The answer must be every line of the records below that holds the word "screenshot".

───── SUPPLIED RECORDS ─────

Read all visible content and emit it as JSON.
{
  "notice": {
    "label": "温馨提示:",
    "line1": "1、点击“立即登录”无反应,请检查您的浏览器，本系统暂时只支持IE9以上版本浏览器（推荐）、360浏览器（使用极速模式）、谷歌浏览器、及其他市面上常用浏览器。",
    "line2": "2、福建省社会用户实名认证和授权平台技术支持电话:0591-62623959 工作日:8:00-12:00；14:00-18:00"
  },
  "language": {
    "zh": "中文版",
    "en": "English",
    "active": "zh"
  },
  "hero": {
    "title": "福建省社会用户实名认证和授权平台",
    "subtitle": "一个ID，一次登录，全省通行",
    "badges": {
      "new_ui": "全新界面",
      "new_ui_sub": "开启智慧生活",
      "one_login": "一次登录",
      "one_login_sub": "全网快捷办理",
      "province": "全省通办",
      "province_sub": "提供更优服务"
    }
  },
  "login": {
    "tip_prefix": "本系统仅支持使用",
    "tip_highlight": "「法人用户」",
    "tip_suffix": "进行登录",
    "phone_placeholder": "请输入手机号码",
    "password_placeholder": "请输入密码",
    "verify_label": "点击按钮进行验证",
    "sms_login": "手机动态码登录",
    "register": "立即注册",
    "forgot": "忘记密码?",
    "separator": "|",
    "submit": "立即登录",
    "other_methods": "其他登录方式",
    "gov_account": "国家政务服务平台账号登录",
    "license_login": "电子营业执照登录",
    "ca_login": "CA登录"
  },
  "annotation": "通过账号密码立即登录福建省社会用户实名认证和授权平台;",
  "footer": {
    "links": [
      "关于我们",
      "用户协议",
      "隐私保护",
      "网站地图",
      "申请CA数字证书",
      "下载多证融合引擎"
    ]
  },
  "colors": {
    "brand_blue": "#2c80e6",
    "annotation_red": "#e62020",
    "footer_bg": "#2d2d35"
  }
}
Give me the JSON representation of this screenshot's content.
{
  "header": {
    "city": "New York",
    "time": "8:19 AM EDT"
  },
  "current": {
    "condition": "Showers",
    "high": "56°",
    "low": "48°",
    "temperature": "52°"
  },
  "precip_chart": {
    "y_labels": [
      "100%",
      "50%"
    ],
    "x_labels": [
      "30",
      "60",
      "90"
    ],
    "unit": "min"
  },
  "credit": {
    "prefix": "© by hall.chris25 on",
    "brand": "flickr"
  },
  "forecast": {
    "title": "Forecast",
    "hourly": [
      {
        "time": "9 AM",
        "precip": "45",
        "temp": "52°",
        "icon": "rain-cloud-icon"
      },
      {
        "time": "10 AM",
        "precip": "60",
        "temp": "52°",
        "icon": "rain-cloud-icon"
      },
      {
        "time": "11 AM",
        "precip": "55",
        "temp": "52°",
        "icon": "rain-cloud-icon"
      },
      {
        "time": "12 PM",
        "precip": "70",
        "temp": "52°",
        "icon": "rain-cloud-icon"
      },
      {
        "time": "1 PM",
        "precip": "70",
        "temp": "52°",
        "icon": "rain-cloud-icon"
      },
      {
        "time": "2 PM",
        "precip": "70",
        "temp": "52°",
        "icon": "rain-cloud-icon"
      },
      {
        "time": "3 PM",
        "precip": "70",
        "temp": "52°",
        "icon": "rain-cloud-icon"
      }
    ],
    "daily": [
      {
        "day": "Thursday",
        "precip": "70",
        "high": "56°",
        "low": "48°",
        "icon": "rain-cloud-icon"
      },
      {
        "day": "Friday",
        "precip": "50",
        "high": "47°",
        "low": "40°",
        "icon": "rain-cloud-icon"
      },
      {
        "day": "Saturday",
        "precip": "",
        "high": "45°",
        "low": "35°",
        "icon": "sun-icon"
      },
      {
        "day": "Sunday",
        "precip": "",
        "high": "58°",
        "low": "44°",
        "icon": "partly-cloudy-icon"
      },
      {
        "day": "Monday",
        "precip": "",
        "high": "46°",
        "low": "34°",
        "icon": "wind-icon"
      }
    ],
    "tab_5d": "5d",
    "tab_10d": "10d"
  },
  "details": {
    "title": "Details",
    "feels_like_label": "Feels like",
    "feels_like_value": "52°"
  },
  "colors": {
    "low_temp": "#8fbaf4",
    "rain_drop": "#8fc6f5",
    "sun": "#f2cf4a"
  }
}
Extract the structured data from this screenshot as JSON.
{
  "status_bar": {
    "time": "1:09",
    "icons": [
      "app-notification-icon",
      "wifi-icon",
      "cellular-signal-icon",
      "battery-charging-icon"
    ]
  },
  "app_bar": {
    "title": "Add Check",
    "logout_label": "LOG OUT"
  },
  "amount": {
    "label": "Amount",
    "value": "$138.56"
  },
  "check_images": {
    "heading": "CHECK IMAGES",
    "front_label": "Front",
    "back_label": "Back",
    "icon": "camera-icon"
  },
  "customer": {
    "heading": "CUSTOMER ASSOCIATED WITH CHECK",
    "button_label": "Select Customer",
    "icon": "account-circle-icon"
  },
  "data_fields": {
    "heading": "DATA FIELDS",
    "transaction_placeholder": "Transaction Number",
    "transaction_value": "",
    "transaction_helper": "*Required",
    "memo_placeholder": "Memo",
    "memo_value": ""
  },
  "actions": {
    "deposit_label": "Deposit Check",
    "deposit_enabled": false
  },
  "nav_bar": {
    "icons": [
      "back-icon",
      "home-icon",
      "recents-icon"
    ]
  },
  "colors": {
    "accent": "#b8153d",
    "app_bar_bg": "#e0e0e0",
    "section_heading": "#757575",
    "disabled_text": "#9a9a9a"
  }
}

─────

RESPONSE TO THIS EXERCISE:
Give me the JSON representation of this screenshot's content.
Extract the structured data from this screenshot as JSON.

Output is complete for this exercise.